Government grants welcomed by Midlands theatres

Published: 13 October 2020
Reporter: Steve Orme

Planning for the future: Malvern Theatres
Too late to prevent redundancies: the Albany Theatre, Coventry

A number of Midlands theatres have announced they have been successful in applying for a share of the government’s £1.57 billion Cultural Recovery Fund.

Malvern Theatres has been awarded the most money, £971,251, which, according to chief executive Nic Lloyd, will help secure its future.

“The sum reflects our esteemed place in the country’s theatre scene; an eminent status that we work hard to maintain and I’m incredibly happy that the town will have this investment when it needs it most.

“This grant by no means protects the theatre indefinitely, but it does allow us to look ahead and plan more confidently for a future, whatever that may look like post-COVID.”

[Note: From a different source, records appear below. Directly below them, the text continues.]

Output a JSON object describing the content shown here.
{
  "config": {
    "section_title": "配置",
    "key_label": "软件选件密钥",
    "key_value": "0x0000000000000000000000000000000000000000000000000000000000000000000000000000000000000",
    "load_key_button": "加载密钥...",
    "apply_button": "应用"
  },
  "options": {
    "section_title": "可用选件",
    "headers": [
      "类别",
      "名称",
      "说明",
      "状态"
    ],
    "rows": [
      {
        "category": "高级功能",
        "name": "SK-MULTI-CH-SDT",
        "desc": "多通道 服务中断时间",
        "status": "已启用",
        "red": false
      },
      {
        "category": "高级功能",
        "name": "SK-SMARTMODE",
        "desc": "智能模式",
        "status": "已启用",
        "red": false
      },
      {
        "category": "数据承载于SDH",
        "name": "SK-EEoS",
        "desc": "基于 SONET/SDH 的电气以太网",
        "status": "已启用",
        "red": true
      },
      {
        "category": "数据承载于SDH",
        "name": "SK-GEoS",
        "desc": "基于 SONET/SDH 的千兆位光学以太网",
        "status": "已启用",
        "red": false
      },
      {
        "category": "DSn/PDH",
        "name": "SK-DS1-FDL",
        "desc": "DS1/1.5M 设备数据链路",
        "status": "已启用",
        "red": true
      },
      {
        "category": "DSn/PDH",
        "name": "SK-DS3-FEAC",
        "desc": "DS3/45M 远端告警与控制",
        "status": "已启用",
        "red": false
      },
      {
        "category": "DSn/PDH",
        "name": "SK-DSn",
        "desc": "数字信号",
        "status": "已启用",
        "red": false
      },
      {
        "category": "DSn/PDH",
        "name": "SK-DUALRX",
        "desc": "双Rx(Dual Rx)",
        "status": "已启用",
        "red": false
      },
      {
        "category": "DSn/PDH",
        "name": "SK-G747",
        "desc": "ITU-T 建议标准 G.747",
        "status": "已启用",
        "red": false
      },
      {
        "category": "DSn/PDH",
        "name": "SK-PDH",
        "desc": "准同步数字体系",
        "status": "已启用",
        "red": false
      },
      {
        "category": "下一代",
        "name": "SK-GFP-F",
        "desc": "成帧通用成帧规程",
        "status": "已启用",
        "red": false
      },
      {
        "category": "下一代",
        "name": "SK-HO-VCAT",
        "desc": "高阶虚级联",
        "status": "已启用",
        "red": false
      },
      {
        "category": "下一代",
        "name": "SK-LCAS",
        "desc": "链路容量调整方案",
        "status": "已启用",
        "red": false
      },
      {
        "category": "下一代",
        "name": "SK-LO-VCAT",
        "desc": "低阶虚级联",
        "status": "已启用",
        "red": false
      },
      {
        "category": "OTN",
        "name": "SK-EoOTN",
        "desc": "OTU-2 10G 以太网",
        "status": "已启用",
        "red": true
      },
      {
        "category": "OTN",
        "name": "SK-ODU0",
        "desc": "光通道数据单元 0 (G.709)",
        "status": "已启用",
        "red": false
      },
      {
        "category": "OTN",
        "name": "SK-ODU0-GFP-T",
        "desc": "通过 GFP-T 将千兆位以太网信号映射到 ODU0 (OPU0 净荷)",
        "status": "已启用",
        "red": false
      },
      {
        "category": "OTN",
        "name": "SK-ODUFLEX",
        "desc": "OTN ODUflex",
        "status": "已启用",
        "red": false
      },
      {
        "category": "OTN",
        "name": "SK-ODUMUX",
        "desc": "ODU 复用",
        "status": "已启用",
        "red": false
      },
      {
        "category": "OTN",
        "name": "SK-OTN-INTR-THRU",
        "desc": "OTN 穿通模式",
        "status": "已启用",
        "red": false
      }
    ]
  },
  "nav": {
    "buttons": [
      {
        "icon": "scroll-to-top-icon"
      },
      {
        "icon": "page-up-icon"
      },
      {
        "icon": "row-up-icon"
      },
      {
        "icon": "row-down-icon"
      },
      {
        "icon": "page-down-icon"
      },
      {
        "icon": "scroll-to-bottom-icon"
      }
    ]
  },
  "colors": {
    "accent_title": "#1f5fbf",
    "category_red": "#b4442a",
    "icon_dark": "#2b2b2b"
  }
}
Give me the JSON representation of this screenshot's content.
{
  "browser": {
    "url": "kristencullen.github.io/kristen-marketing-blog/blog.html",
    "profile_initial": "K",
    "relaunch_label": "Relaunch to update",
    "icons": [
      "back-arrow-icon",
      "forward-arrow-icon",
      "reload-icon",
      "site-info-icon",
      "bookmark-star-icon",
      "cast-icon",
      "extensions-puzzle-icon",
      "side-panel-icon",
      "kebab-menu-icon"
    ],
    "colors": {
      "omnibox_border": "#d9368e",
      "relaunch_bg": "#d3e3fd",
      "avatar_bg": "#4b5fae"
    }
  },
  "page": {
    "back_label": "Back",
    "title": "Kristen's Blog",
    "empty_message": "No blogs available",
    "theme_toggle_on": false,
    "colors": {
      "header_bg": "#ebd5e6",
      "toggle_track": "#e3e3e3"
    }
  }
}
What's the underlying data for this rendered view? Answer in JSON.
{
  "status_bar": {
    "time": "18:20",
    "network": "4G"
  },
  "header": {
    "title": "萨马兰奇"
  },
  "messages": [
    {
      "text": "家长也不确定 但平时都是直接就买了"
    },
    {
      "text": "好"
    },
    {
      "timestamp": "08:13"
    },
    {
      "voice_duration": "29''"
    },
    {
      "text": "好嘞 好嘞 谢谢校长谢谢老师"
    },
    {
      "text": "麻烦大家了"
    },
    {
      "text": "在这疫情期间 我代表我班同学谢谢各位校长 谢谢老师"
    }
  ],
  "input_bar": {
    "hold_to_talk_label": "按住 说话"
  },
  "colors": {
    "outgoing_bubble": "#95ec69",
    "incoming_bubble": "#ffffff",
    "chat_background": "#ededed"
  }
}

Leicester’s Curve will receive £950,000. In a joint statement, chief executive Chris Stafford and artistic director Nikolai Foster said, "Curve would not have survived this period of closure without the funding grants from Arts Council England and Leicester City Council, along with the support from the Coronavirus Job Retention Scheme (CJRS).

“This investment will enable us to bring our building—and Leicester's Cultural Quarter—back to life as we wait for news on when we can expect to reopen at stage five of the theatre roadmap."

Nottingham’s Theatre Royal and Royal Concert Hall, which is run by the city council, has been awarded £851,604. Portfolio holder for leisure, culture and IT, Councillor Dave Trimble said, "it’s vitally important that our wonderful theatres and venues are protected so they can continue to play such a huge role in our city life once COVID is sufficiently under control that people can start to return. This funding is extremely welcome."

The Courtyard Hereford is to get £535,000, while a grant of £365,645 will go to Derby Theatre. Chief executive and artistic director Sarah Brigham commented, "this is fantastic news and a much-needed lifeline. This will allow us to cover some basic overheads and offer a small-scale programme of socially distanced performances to our audiences this Christmas.

“Of course, we’re still unable to return to running at full capacity for the foreseeable future. We lost 50% of our revenue overnight and until we can return to allowing full audiences in once again it’s impossible to replace that funding.”

Coventry’s Albany Theatre has received £250,000. Without it, it would have been forced to close “at the end of the week”.

Chair of the trustees David Meredith said, “unfortunately the funding didn’t come as quickly as we’d hoped, meaning that regrettably we’ve had to make some members of our team redundant.”

Chesterfield theatres, the Pomegranate and the Winding Wheel, which are owned and managed by Chesterfield Borough Council, get £249,000.

The New Vic Theatre at Newcastle-under-Lyme, Staffordshire has been awarded £248,990. Managing director Fiona Wallace said, “this funding will make a big difference across our theatre-making and our education and community work, and will help support us to continue to engage with local people through our activities at a time when people need it most.”

Northamptonshire venue The Core at Corby Cube gets £198,776. Director Joe Flavin said, “this investment will allow us to replace the income lost from more than 100 shows and events we’ve had to cancel in the 209 days since we closed.

“We’re aware that there’s still a long road ahead of us but this news is such a positive step. We should have been holding our 10th birthday celebrations this month—we can’t wait to have a belated party and celebrate with the whole town as soon as we are able.”

Mansfield Palace Theatre and Mansfield Museum will share £123,982. Lincoln-based Zest Theatre which “creates transformative, high-quality theatre experiences for young people”, receives a grant of £50,000.